PROBLEM DESCRIPTION: The response must be a precise copy of the records that follow.

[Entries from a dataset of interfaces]
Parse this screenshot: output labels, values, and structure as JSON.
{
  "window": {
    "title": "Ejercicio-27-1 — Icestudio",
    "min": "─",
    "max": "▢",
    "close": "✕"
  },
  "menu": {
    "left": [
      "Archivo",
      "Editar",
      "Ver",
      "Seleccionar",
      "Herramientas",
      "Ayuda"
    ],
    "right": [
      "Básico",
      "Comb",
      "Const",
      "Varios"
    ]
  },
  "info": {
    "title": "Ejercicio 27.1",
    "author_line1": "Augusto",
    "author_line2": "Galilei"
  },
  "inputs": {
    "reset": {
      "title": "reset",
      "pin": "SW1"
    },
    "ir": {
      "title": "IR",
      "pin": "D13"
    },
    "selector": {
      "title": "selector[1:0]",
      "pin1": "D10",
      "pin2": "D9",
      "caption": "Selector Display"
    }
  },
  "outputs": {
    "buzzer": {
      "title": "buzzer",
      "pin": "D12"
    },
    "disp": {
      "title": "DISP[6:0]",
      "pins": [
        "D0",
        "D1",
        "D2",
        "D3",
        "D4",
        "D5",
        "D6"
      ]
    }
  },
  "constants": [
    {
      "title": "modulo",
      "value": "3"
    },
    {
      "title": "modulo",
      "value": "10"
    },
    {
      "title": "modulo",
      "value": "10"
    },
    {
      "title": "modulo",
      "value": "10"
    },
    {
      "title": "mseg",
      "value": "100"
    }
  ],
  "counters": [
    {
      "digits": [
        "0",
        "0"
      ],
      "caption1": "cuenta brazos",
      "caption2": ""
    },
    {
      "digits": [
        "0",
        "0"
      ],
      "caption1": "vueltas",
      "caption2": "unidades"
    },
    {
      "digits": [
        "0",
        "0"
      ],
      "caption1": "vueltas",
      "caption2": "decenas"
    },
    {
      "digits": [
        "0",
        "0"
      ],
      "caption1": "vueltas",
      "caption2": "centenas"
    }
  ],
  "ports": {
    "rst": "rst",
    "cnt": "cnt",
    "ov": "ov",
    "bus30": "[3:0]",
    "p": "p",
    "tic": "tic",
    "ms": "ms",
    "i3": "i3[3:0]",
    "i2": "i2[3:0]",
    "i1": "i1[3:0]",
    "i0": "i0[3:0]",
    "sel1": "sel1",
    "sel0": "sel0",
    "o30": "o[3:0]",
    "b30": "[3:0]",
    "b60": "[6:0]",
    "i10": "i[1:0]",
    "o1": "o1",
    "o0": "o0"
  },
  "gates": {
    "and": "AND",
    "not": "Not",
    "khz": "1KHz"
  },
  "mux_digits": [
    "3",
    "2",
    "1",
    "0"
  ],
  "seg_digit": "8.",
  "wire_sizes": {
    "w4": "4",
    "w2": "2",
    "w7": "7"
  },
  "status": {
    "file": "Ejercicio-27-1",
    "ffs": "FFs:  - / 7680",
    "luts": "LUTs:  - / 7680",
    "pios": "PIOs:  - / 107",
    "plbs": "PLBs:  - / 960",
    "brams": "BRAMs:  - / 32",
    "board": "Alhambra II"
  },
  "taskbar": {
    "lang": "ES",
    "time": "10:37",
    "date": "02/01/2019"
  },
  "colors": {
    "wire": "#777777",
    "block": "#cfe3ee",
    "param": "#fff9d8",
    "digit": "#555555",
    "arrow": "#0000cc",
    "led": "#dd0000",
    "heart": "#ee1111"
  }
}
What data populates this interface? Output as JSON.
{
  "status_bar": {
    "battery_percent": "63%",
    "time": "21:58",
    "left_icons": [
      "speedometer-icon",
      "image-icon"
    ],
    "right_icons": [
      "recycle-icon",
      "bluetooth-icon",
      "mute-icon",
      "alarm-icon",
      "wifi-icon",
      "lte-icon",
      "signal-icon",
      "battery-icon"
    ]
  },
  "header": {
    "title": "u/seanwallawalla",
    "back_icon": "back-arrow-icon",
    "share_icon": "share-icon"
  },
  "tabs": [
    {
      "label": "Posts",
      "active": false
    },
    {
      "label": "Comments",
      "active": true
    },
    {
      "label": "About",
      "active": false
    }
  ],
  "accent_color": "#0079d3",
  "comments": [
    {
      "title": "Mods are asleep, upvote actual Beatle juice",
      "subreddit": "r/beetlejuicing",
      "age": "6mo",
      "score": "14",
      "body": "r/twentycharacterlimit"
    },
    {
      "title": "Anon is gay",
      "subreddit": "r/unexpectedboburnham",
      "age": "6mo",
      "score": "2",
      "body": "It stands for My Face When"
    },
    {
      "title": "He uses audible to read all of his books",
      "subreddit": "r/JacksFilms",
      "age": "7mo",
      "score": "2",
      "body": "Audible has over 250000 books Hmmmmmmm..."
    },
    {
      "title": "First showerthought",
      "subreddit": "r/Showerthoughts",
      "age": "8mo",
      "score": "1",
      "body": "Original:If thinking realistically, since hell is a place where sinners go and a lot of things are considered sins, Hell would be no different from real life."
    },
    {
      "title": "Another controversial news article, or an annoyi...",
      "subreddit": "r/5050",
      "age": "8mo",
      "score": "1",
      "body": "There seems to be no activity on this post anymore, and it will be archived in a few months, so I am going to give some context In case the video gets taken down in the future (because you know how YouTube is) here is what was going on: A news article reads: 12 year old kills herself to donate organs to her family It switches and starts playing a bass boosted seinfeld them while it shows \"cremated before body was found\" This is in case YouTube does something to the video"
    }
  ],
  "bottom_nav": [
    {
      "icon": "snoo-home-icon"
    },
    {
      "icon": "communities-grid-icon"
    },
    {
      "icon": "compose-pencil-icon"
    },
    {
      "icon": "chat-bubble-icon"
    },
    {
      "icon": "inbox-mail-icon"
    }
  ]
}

REPLY TO THE EXERCISE:
Parse this screenshot: output labels, values, and structure as JSON.
{
  "window": {
    "title": "Ejercicio-27-1 — Icestudio",
    "min": "─",
    "max": "▢",
    "close": "✕"
  },
  "menu": {
    "left": [
      "Archivo",
      "Editar",
      "Ver",
      "Seleccionar",
      "Herramientas",
      "Ayuda"
    ],
    "right": [
      "Básico",
      "Comb",
      "Const",
      "Varios"
    ]
  },
  "info": {
    "title": "Ejercicio 27.1",
    "author_line1": "Augusto",
    "author_line2": "Galilei"
  },
  "inputs": {
    "reset": {
      "title": "reset",
      "pin": "SW1"
    },
    "ir": {
      "title": "IR",
      "pin": "D13"
    },
    "selector": {
      "title": "selector[1:0]",
      "pin1": "D10",
      "pin2": "D9",
      "caption": "Selector Display"
    }
  },
  "outputs": {
    "buzzer": {
      "title": "buzzer",
      "pin": "D12"
    },
    "disp": {
      "title": "DISP[6:0]",
      "pins": [
        "D0",
        "D1",
        "D2",
        "D3",
        "D4",
        "D5",
        "D6"
      ]
    }
  },
  "constants": [
    {
      "title": "modulo",
      "value": "3"
    },
    {
      "title": "modulo",
      "value": "10"
    },
    {
      "title": "modulo",
      "value": "10"
    },
    {
      "title": "modulo",
      "value": "10"
    },
    {
      "title": "mseg",
      "value": "100"
    }
  ],
  "counters": [
    {
      "digits": [
        "0",
        "0"
      ],
      "caption1": "cuenta brazos",
      "caption2": ""
    },
    {
      "digits": [
        "0",
        "0"
      ],
      "caption1": "vueltas",
      "caption2": "unidades"
    },
    {
      "digits": [
        "0",
        "0"
      ],
      "caption1": "vueltas",
      "caption2": "decenas"
    },
    {
      "digits": [
        "0",
        "0"
      ],
      "caption1": "vueltas",
      "caption2": "centenas"
    }
  ],
  "ports": {
    "rst": "rst",
    "cnt": "cnt",
    "ov": "ov",
    "bus30": "[3:0]",
    "p": "p",
    "tic": "tic",
    "ms": "ms",
    "i3": "i3[3:0]",
    "i2": "i2[3:0]",
    "i1": "i1[3:0]",
    "i0": "i0[3:0]",
    "sel1": "sel1",
    "sel0": "sel0",
    "o30": "o[3:0]",
    "b30": "[3:0]",
    "b60": "[6:0]",
    "i10": "i[1:0]",
    "o1": "o1",
    "o0": "o0"
  },
  "gates": {
    "and": "AND",
    "not": "Not",
    "khz": "1KHz"
  },
  "mux_digits": [
    "3",
    "2",
    "1",
    "0"
  ],
  "seg_digit": "8.",
  "wire_sizes": {
    "w4": "4",
    "w2": "2",
    "w7": "7"
  },
  "status": {
    "file": "Ejercicio-27-1",
    "ffs": "FFs:  - / 7680",
    "luts": "LUTs:  - / 7680",
    "pios": "PIOs:  - / 107",
    "plbs": "PLBs:  - / 960",
    "brams": "BRAMs:  - / 32",
    "board": "Alhambra II"
  },
  "taskbar": {
    "lang": "ES",
    "time": "10:37",
    "date": "02/01/2019"
  },
  "colors": {
    "wire": "#777777",
    "block": "#cfe3ee",
    "param": "#fff9d8",
    "digit": "#555555",
    "arrow": "#0000cc",
    "led": "#dd0000",
    "heart": "#ee1111"
  }
}
What data populates this interface? Output as JSON.
{
  "status_bar": {
    "battery_percent": "63%",
    "time": "21:58",
    "left_icons": [
      "speedometer-icon",
      "image-icon"
    ],
    "right_icons": [
      "recycle-icon",
      "bluetooth-icon",
      "mute-icon",
      "alarm-icon",
      "wifi-icon",
      "lte-icon",
      "signal-icon",
      "battery-icon"
    ]
  },
  "header": {
    "title": "u/seanwallawalla",
    "back_icon": "back-arrow-icon",
    "share_icon": "share-icon"
  },
  "tabs": [
    {
      "label": "Posts",
      "active": false
    },
    {
      "label": "Comments",
      "active": true
    },
    {
      "label": "About",
      "active": false
    }
  ],
  "accent_color": "#0079d3",
  "comments": [
    {
      "title": "Mods are asleep, upvote actual Beatle juice",
      "subreddit": "r/beetlejuicing",
      "age": "6mo",
      "score": "14",
      "body": "r/twentycharacterlimit"
    },
    {
      "title": "Anon is gay",
      "subreddit": "r/unexpectedboburnham",
      "age": "6mo",
      "score": "2",
      "body": "It stands for My Face When"
    },
    {
      "title": "He uses audible to read all of his books",
      "subreddit": "r/JacksFilms",
      "age": "7mo",
      "score": "2",
      "body": "Audible has over 250000 books Hmmmmmmm..."
    },
    {
      "title": "First showerthought",
      "subreddit": "r/Showerthoughts",
      "age": "8mo",
      "score": "1",
      "body": "Original:If thinking realistically, since hell is a place where sinners go and a lot of things are considered sins, Hell would be no different from real life."
    },
    {
      "title": "Another controversial news article, or an annoyi...",
      "subreddit": "r/5050",
      "age": "8mo",
      "score": "1",
      "body": "There seems to be no activity on this post anymore, and it will be archived in a few months, so I am going to give some context In case the video gets taken down in the future (because you know how YouTube is) here is what was going on: A news article reads: 12 year old kills herself to donate organs to her family It switches and starts playing a bass boosted seinfeld them while it shows \"cremated before body was found\" This is in case YouTube does something to the video"
    }
  ],
  "bottom_nav": [
    {
      "icon": "snoo-home-icon"
    },
    {
      "icon": "communities-grid-icon"
    },
    {
      "icon": "compose-pencil-icon"
    },
    {
      "icon": "chat-bubble-icon"
    },
    {
      "icon": "inbox-mail-icon"
    }
  ]
}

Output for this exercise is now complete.